--- Dataset excerpts Enclosed Below ---
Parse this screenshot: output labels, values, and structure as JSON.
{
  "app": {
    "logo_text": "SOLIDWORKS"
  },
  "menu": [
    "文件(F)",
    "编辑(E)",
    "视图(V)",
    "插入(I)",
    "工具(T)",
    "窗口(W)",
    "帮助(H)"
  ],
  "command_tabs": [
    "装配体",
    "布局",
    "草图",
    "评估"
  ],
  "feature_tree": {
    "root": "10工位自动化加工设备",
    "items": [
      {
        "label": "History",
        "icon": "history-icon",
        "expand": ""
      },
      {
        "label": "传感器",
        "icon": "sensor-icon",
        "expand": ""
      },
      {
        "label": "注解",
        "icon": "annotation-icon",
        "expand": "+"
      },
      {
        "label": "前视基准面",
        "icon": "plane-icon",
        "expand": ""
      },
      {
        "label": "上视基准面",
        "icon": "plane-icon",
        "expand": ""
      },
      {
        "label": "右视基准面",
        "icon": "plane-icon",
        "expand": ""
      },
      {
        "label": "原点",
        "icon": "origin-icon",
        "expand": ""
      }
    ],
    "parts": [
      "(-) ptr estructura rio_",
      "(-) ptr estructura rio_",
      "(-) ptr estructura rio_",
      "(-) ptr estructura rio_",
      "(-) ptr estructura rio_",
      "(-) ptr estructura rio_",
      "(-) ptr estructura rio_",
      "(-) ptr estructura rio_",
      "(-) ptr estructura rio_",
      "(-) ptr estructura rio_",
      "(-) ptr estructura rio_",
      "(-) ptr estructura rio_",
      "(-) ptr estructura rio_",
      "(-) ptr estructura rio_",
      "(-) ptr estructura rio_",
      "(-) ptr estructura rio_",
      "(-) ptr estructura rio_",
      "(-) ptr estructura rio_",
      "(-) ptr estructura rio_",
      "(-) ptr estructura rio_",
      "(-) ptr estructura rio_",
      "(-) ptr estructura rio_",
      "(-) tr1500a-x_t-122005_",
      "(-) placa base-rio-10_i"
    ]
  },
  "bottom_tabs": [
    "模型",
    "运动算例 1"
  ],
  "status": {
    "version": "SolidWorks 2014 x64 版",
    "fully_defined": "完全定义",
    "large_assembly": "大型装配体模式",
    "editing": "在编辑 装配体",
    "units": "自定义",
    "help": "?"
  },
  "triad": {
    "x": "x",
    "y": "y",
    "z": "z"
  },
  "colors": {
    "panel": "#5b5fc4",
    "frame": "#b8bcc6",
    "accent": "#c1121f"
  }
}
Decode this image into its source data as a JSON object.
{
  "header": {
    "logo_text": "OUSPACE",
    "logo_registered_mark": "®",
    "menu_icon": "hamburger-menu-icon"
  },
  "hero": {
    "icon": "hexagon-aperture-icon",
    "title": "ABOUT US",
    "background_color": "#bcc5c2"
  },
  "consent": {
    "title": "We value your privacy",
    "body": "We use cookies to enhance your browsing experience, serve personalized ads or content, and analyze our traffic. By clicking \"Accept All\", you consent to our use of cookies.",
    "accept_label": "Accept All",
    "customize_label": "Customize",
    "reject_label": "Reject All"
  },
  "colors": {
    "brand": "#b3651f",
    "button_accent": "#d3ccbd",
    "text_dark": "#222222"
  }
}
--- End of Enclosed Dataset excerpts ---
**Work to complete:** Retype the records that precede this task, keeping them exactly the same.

**Answer section:**
Parse this screenshot: output labels, values, and structure as JSON.
{
  "app": {
    "logo_text": "SOLIDWORKS"
  },
  "menu": [
    "文件(F)",
    "编辑(E)",
    "视图(V)",
    "插入(I)",
    "工具(T)",
    "窗口(W)",
    "帮助(H)"
  ],
  "command_tabs": [
    "装配体",
    "布局",
    "草图",
    "评估"
  ],
  "feature_tree": {
    "root": "10工位自动化加工设备",
    "items": [
      {
        "label": "History",
        "icon": "history-icon",
        "expand": ""
      },
      {
        "label": "传感器",
        "icon": "sensor-icon",
        "expand": ""
      },
      {
        "label": "注解",
        "icon": "annotation-icon",
        "expand": "+"
      },
      {
        "label": "前视基准面",
        "icon": "plane-icon",
        "expand": ""
      },
      {
        "label": "上视基准面",
        "icon": "plane-icon",
        "expand": ""
      },
      {
        "label": "右视基准面",
        "icon": "plane-icon",
        "expand": ""
      },
      {
        "label": "原点",
        "icon": "origin-icon",
        "expand": ""
      }
    ],
    "parts": [
      "(-) ptr estructura rio_",
      "(-) ptr estructura rio_",
      "(-) ptr estructura rio_",
      "(-) ptr estructura rio_",
      "(-) ptr estructura rio_",
      "(-) ptr estructura rio_",
      "(-) ptr estructura rio_",
      "(-) ptr estructura rio_",
      "(-) ptr estructura rio_",
      "(-) ptr estructura rio_",
      "(-) ptr estructura rio_",
      "(-) ptr estructura rio_",
      "(-) ptr estructura rio_",
      "(-) ptr estructura rio_",
      "(-) ptr estructura rio_",
      "(-) ptr estructura rio_",
      "(-) ptr estructura rio_",
      "(-) ptr estructura rio_",
      "(-) ptr estructura rio_",
      "(-) ptr estructura rio_",
      "(-) ptr estructura rio_",
      "(-) ptr estructura rio_",
      "(-) tr1500a-x_t-122005_",
      "(-) placa base-rio-10_i"
    ]
  },
  "bottom_tabs": [
    "模型",
    "运动算例 1"
  ],
  "status": {
    "version": "SolidWorks 2014 x64 版",
    "fully_defined": "完全定义",
    "large_assembly": "大型装配体模式",
    "editing": "在编辑 装配体",
    "units": "自定义",
    "help": "?"
  },
  "triad": {
    "x": "x",
    "y": "y",
    "z": "z"
  },
  "colors": {
    "panel": "#5b5fc4",
    "frame": "#b8bcc6",
    "accent": "#c1121f"
  }
}
Decode this image into its source data as a JSON object.
{
  "header": {
    "logo_text": "OUSPACE",
    "logo_registered_mark": "®",
    "menu_icon": "hamburger-menu-icon"
  },
  "hero": {
    "icon": "hexagon-aperture-icon",
    "title": "ABOUT US",
    "background_color": "#bcc5c2"
  },
  "consent": {
    "title": "We value your privacy",
    "body": "We use cookies to enhance your browsing experience, serve personalized ads or content, and analyze our traffic. By clicking \"Accept All\", you consent to our use of cookies.",
    "accept_label": "Accept All",
    "customize_label": "Customize",
    "reject_label": "Reject All"
  },
  "colors": {
    "brand": "#b3651f",
    "button_accent": "#d3ccbd",
    "text_dark": "#222222"
  }
}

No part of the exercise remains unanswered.